Richard Vautrey, chair of the BMA’s General Practitioners Committee, said, “Facing such abuse leaves doctors fearing for the safety of themselves, their colleagues, and their loved ones, which can have a profound effect on their wellbeing. It can leave even the most resilient GP feeling alienated and undervalued, leaving them questioning their career when the NHS can ill afford to lose any more staff in general practice. Meanwhile, being on the receiving end of rudeness can impact productivity and the quality of work, ultimately threatening patient care.”
Vautrey has called on the government and NHS England to have an “honest public conversation” about the “precarious state the NHS now finds itself in after 18 months of managing a pandemic, so that people have realistic expectations, and to prevent staff bearing the brunt of frustration and anger.”
Reports of abuse of health and social care staff have been rife during the pandemic. A survey by the Medical Protection Society found that 52% of staff had received threats of physical abuse while working on the covid-19 vaccination programme and that 53% reported that their surgery or vaccination centre had been defaced by antivaccination material.1
Also, GPs have reported facing angry patients when asking them to get tested for covid-19, a situation not helped by lack of public messaging about the symptoms of the delta variant or about the fact that vaccination doesn’t mean you can’t be infected by SARS-CoV-2.2
At last year’s conference of local medical committees in England, GPs said that NHS England and NHS Improvement’s habit of briefing journalists before communicating with the profession had led to a rise in complaints and abuse received by GPs. They were referring to an episode where journalists had been briefed on a letter to GPs reminding them that patients must be offered face to face appointments. GPs called on NHS England and NHS Improvement to apologise for these “abhorrent and insulting” communications.3
The chair of the BMA’s Consultants Committee, Vishal Sharma, said, “We cannot let people take out their frustration at a system on individual doctors or their colleagues, who truly are doing their best in the most difficult of situations. Even before the pandemic we were vastly understaffed, and abusive behaviour will drive more and more talented and experienced doctors away from the NHS at a time when we need them most . . . We urge our patients to afford the same compassion to staff that they are shown in hospital, after what has been the most horrific year of our careers.”
One GP’s account of abuse
Describing the recent abuse she has received, a GP partner in southwest England said, “In just the last week I have been shouted at because I asked someone to do a PCR test for their new cough and fever, and I was called the most horrifically offensive name after I asked someone not to come into the surgery waiting room with a cough and instead asked them to come to our onsite ‘hot clinic’ where people with covid symptoms can be seen safely.

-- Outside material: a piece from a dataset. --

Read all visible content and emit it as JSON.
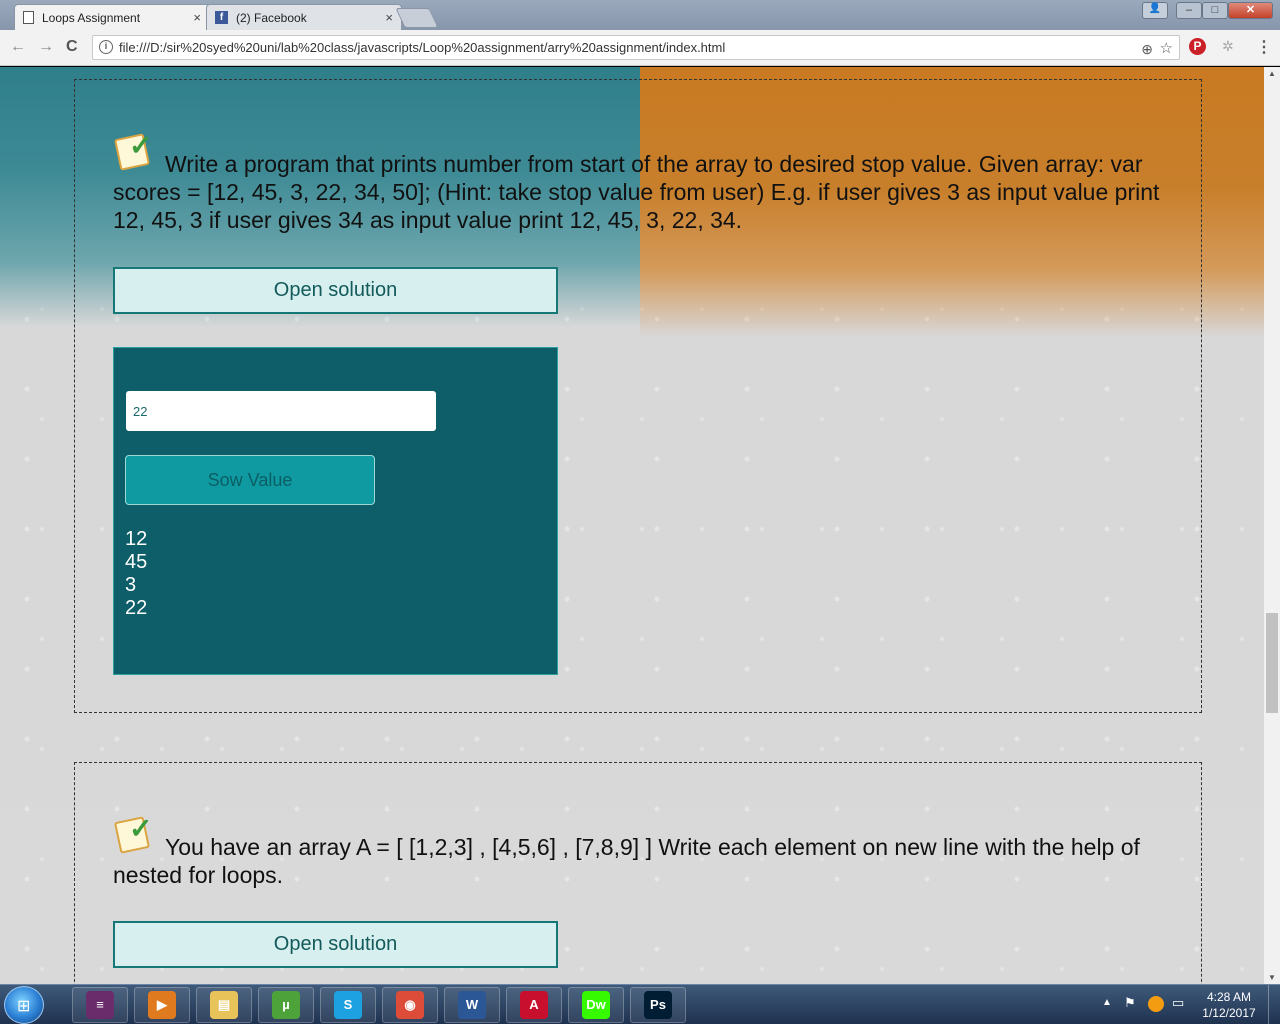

“I was also told to ‘go back to where you come from’ by a patient who was unhappy at me being unable to tell him when he would be seen in hospital. The misleading headlines about practices being closed haven’t helped at all. A few months ago a patient I was seeing face to face, less than three hours after she rang the surgery, told me it was ‘impossible to see a doctor as you’re not seeing patients’ … This feels so unfair and unkind when we have never closed and never stopped seeing patients.
“These behaviours are causing staff members, from receptionists to nurses and GPs, to want to quit. Our local practice managers are so distressed by the unrelenting complaints and poor behaviour that they are leaving in droves. The social contract that general practice prides itself on . . . seems to have broken down, and people think it’s ok to be rude and unkind.”